She will feed and care for them for another week, at which time they will begin the task of building the mound. They will also care and feed their mother “queen” and she will continue to produce more eggs. Once the cycle has progressed, the queen can lay between 800 to 1000 eggs per day. The established mound really begins to grow rapidly from this point.
Dirt and sand taken from building the tunnels are deposited into a mound, sometimes reaching several feet in height. Most ants have one main tunnel leading into their nest. Not so with the fire ant. They can have hundreds of tunnel openings spreading over a very large area. Fire ants even have tunnels leading straight down to the water table. This is one reason why many fire ant mounds are so difficult to destroy.
A mature colony can have between 100,000 to 500,000 fire ants and many queens within the mound. After a rainy period, the worker ants prepare new openings for the winged breeder males, who will then fly out to form another mass.
The females then follow and another nuptial flight occurs. These new queens begin their journey and new colonies are formed. The queen ant can live over 7 years. Nuptial flights occur usually in spring and fall, just after a rainy period. Although fire ants can not survive extreme cold, the mild southern winter has little effect on them. When it gets too cold, they simply move deeper within their nest.
Fire Ant Attacks
The fire ant is a VERY aggressive ant. It will attack anything, no matter what its size, if it disturbs the mound or their feeding area. The attacks are carried out by many ants, sometimes numbering in the hundreds or more. The classic attack occurs when the fire ant mound is disturbed by accident. The unaware victim won’t even notice the attack until many ants have positioned themselves on the victims skin. Then, all at once the ants begin to bite with their powerful jaws, arching their backs and stabbing the victim with a stinger located in its rear abdomen.

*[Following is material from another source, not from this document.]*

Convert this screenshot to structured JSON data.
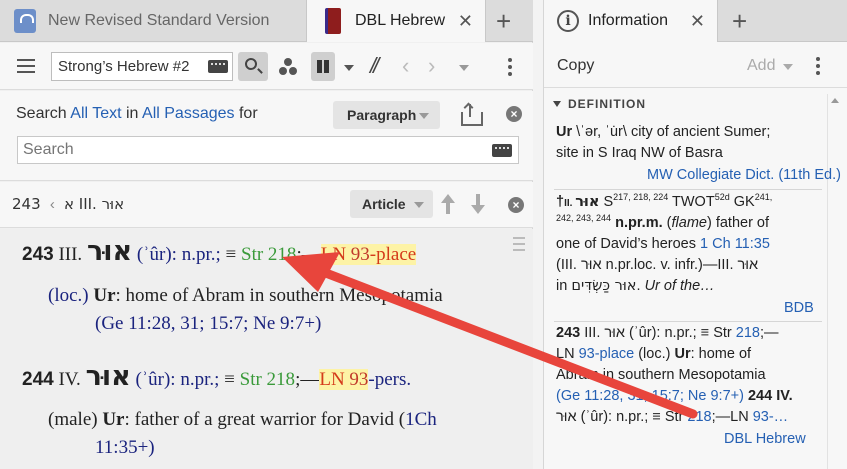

Each ant can sting many times and each sting releases a toxin that is responsible for a burning pain, hence their name “fire ant”. A few stings are really not much of a problem, as not enough toxin is released to really do any real harm. But hundreds of ants, each stinging 8 or 9 times can be painful enough to make any victim look from then on “where thy foot lands”!!!
After being stung, the wound forms a red welt, about twice the size of a normal freckle. The next day, a white pustule (blister) forms. The most common symptom, other than the burning pain when the sting happens, is a mild itch. The itch usually lasts no more than a few days. If the pustule is popped or broken open, an infection and scaring can occur. It is best to just leave it alone and let nature do its work. Most of the time, no real damage is done other than a few new four-letter words learned and a renewed and long lasting respect for these midget sized warriors.
Dealing with fire ants can literally be a pain and the experts at Hartz Pest Control are here to help. If you live in the greater Houston area, give us a call today.